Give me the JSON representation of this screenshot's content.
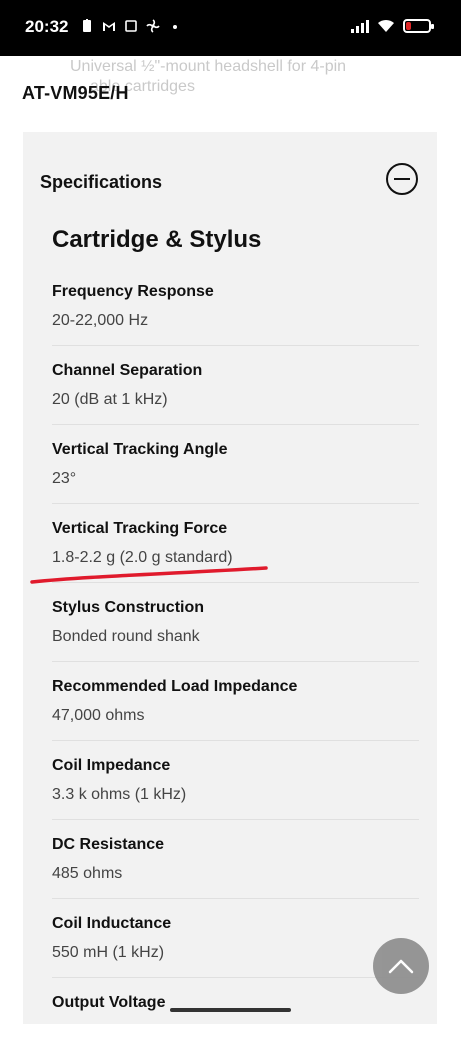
{
  "status": {
    "time": "20:32",
    "battery_color": "#e02828"
  },
  "header": {
    "ghost_line1": "Universal ½\"-mount headshell for 4-pin",
    "ghost_line2": "able cartridges",
    "title": "AT-VM95E/H"
  },
  "specs": {
    "header_label": "Specifications",
    "section_title": "Cartridge & Stylus",
    "items": [
      {
        "label": "Frequency Response",
        "value": "20-22,000 Hz"
      },
      {
        "label": "Channel Separation",
        "value": "20 (dB at 1 kHz)"
      },
      {
        "label": "Vertical Tracking Angle",
        "value": "23°"
      },
      {
        "label": "Vertical Tracking Force",
        "value": "1.8-2.2 g (2.0 g standard)"
      },
      {
        "label": "Stylus Construction",
        "value": "Bonded round shank"
      },
      {
        "label": "Recommended Load Impedance",
        "value": "47,000 ohms"
      },
      {
        "label": "Coil Impedance",
        "value": "3.3 k ohms (1 kHz)"
      },
      {
        "label": "DC Resistance",
        "value": "485 ohms"
      },
      {
        "label": "Coil Inductance",
        "value": "550 mH (1 kHz)"
      },
      {
        "label": "Output Voltage",
        "value": ""
      }
    ]
  },
  "annotation": {
    "underline_color": "#e01a2c"
  }
}
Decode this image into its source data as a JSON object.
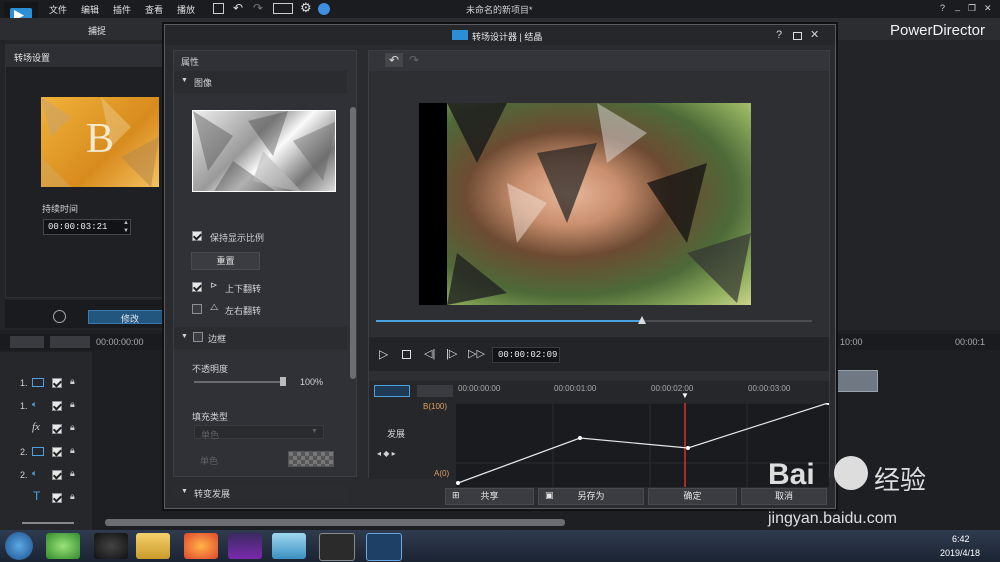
{
  "app": {
    "title": "未命名的新项目*",
    "brand": "PowerDirector",
    "menu": [
      "文件",
      "编辑",
      "插件",
      "查看",
      "播放"
    ],
    "capture_tab": "捕捉",
    "help": "?",
    "window_controls": {
      "minimize": "_",
      "restore": "❐",
      "close": "✕"
    }
  },
  "left_panel": {
    "title": "转场设置",
    "duration_label": "持续时间",
    "duration_value": "00:00:03:21",
    "thumb_letter": "B",
    "modify_button": "修改"
  },
  "dialog": {
    "title": "转场设计器 | 结晶",
    "help": "?",
    "properties_label": "属性",
    "image_section": "图像",
    "keep_ratio": "保持显示比例",
    "keep_ratio_checked": true,
    "reset_button": "重置",
    "flip_vertical": "上下翻转",
    "flip_vertical_checked": true,
    "flip_horizontal": "左右翻转",
    "flip_horizontal_checked": false,
    "border_section": "边框",
    "opacity_label": "不透明度",
    "opacity_value": "100%",
    "opacity_fraction": 1.0,
    "fill_type_label": "填充类型",
    "fill_type_value": "单色",
    "fill_color_label": "单色",
    "transition_progress_section": "转变发展",
    "timecode": "00:00:02:09",
    "playhead_fraction": 0.71,
    "keyframe_ruler": [
      "00:00:00:00",
      "00:00:01:00",
      "00:00:02:00",
      "00:00:03:00"
    ],
    "keyframe_label": "发展",
    "b_label": "B(100)",
    "a_label": "A(0)",
    "buttons": {
      "share": "共享",
      "save_as": "另存为",
      "ok": "确定",
      "cancel": "取消"
    }
  },
  "timeline": {
    "ruler_start": "00:00:00:00",
    "ruler_right1": "10:00",
    "ruler_right2": "00:00:1",
    "tracks": [
      {
        "num": "1.",
        "type": "video"
      },
      {
        "num": "1.",
        "type": "audio"
      },
      {
        "num": "",
        "type": "fx"
      },
      {
        "num": "2.",
        "type": "video"
      },
      {
        "num": "2.",
        "type": "audio"
      },
      {
        "num": "",
        "type": "title"
      },
      {
        "num": "",
        "type": "voice"
      }
    ]
  },
  "taskbar": {
    "time": "6:42",
    "date": "2019/4/18"
  },
  "watermark": {
    "brand": "Bai",
    "cn": "经验",
    "url": "jingyan.baidu.com"
  },
  "colors": {
    "accent": "#4aa3e0",
    "playhead": "#d83030",
    "curve": "#e6e6e6"
  }
}
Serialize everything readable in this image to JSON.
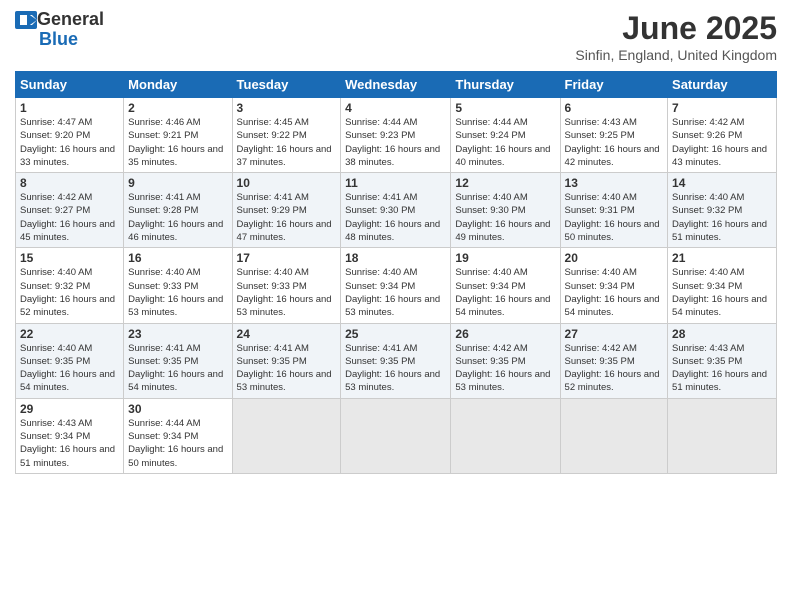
{
  "header": {
    "logo_general": "General",
    "logo_blue": "Blue",
    "month": "June 2025",
    "location": "Sinfin, England, United Kingdom"
  },
  "weekdays": [
    "Sunday",
    "Monday",
    "Tuesday",
    "Wednesday",
    "Thursday",
    "Friday",
    "Saturday"
  ],
  "weeks": [
    [
      {
        "day": "1",
        "sunrise": "4:47 AM",
        "sunset": "9:20 PM",
        "daylight": "16 hours and 33 minutes."
      },
      {
        "day": "2",
        "sunrise": "4:46 AM",
        "sunset": "9:21 PM",
        "daylight": "16 hours and 35 minutes."
      },
      {
        "day": "3",
        "sunrise": "4:45 AM",
        "sunset": "9:22 PM",
        "daylight": "16 hours and 37 minutes."
      },
      {
        "day": "4",
        "sunrise": "4:44 AM",
        "sunset": "9:23 PM",
        "daylight": "16 hours and 38 minutes."
      },
      {
        "day": "5",
        "sunrise": "4:44 AM",
        "sunset": "9:24 PM",
        "daylight": "16 hours and 40 minutes."
      },
      {
        "day": "6",
        "sunrise": "4:43 AM",
        "sunset": "9:25 PM",
        "daylight": "16 hours and 42 minutes."
      },
      {
        "day": "7",
        "sunrise": "4:42 AM",
        "sunset": "9:26 PM",
        "daylight": "16 hours and 43 minutes."
      }
    ],
    [
      {
        "day": "8",
        "sunrise": "4:42 AM",
        "sunset": "9:27 PM",
        "daylight": "16 hours and 45 minutes."
      },
      {
        "day": "9",
        "sunrise": "4:41 AM",
        "sunset": "9:28 PM",
        "daylight": "16 hours and 46 minutes."
      },
      {
        "day": "10",
        "sunrise": "4:41 AM",
        "sunset": "9:29 PM",
        "daylight": "16 hours and 47 minutes."
      },
      {
        "day": "11",
        "sunrise": "4:41 AM",
        "sunset": "9:30 PM",
        "daylight": "16 hours and 48 minutes."
      },
      {
        "day": "12",
        "sunrise": "4:40 AM",
        "sunset": "9:30 PM",
        "daylight": "16 hours and 49 minutes."
      },
      {
        "day": "13",
        "sunrise": "4:40 AM",
        "sunset": "9:31 PM",
        "daylight": "16 hours and 50 minutes."
      },
      {
        "day": "14",
        "sunrise": "4:40 AM",
        "sunset": "9:32 PM",
        "daylight": "16 hours and 51 minutes."
      }
    ],
    [
      {
        "day": "15",
        "sunrise": "4:40 AM",
        "sunset": "9:32 PM",
        "daylight": "16 hours and 52 minutes."
      },
      {
        "day": "16",
        "sunrise": "4:40 AM",
        "sunset": "9:33 PM",
        "daylight": "16 hours and 53 minutes."
      },
      {
        "day": "17",
        "sunrise": "4:40 AM",
        "sunset": "9:33 PM",
        "daylight": "16 hours and 53 minutes."
      },
      {
        "day": "18",
        "sunrise": "4:40 AM",
        "sunset": "9:34 PM",
        "daylight": "16 hours and 53 minutes."
      },
      {
        "day": "19",
        "sunrise": "4:40 AM",
        "sunset": "9:34 PM",
        "daylight": "16 hours and 54 minutes."
      },
      {
        "day": "20",
        "sunrise": "4:40 AM",
        "sunset": "9:34 PM",
        "daylight": "16 hours and 54 minutes."
      },
      {
        "day": "21",
        "sunrise": "4:40 AM",
        "sunset": "9:34 PM",
        "daylight": "16 hours and 54 minutes."
      }
    ],
    [
      {
        "day": "22",
        "sunrise": "4:40 AM",
        "sunset": "9:35 PM",
        "daylight": "16 hours and 54 minutes."
      },
      {
        "day": "23",
        "sunrise": "4:41 AM",
        "sunset": "9:35 PM",
        "daylight": "16 hours and 54 minutes."
      },
      {
        "day": "24",
        "sunrise": "4:41 AM",
        "sunset": "9:35 PM",
        "daylight": "16 hours and 53 minutes."
      },
      {
        "day": "25",
        "sunrise": "4:41 AM",
        "sunset": "9:35 PM",
        "daylight": "16 hours and 53 minutes."
      },
      {
        "day": "26",
        "sunrise": "4:42 AM",
        "sunset": "9:35 PM",
        "daylight": "16 hours and 53 minutes."
      },
      {
        "day": "27",
        "sunrise": "4:42 AM",
        "sunset": "9:35 PM",
        "daylight": "16 hours and 52 minutes."
      },
      {
        "day": "28",
        "sunrise": "4:43 AM",
        "sunset": "9:35 PM",
        "daylight": "16 hours and 51 minutes."
      }
    ],
    [
      {
        "day": "29",
        "sunrise": "4:43 AM",
        "sunset": "9:34 PM",
        "daylight": "16 hours and 51 minutes."
      },
      {
        "day": "30",
        "sunrise": "4:44 AM",
        "sunset": "9:34 PM",
        "daylight": "16 hours and 50 minutes."
      },
      null,
      null,
      null,
      null,
      null
    ]
  ]
}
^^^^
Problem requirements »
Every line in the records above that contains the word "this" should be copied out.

Answer for the task »
Give me the JSON representation of this screenshot's content.
Decode this image into its source data as a JSON object.
Serialize everything readable in this image to JSON.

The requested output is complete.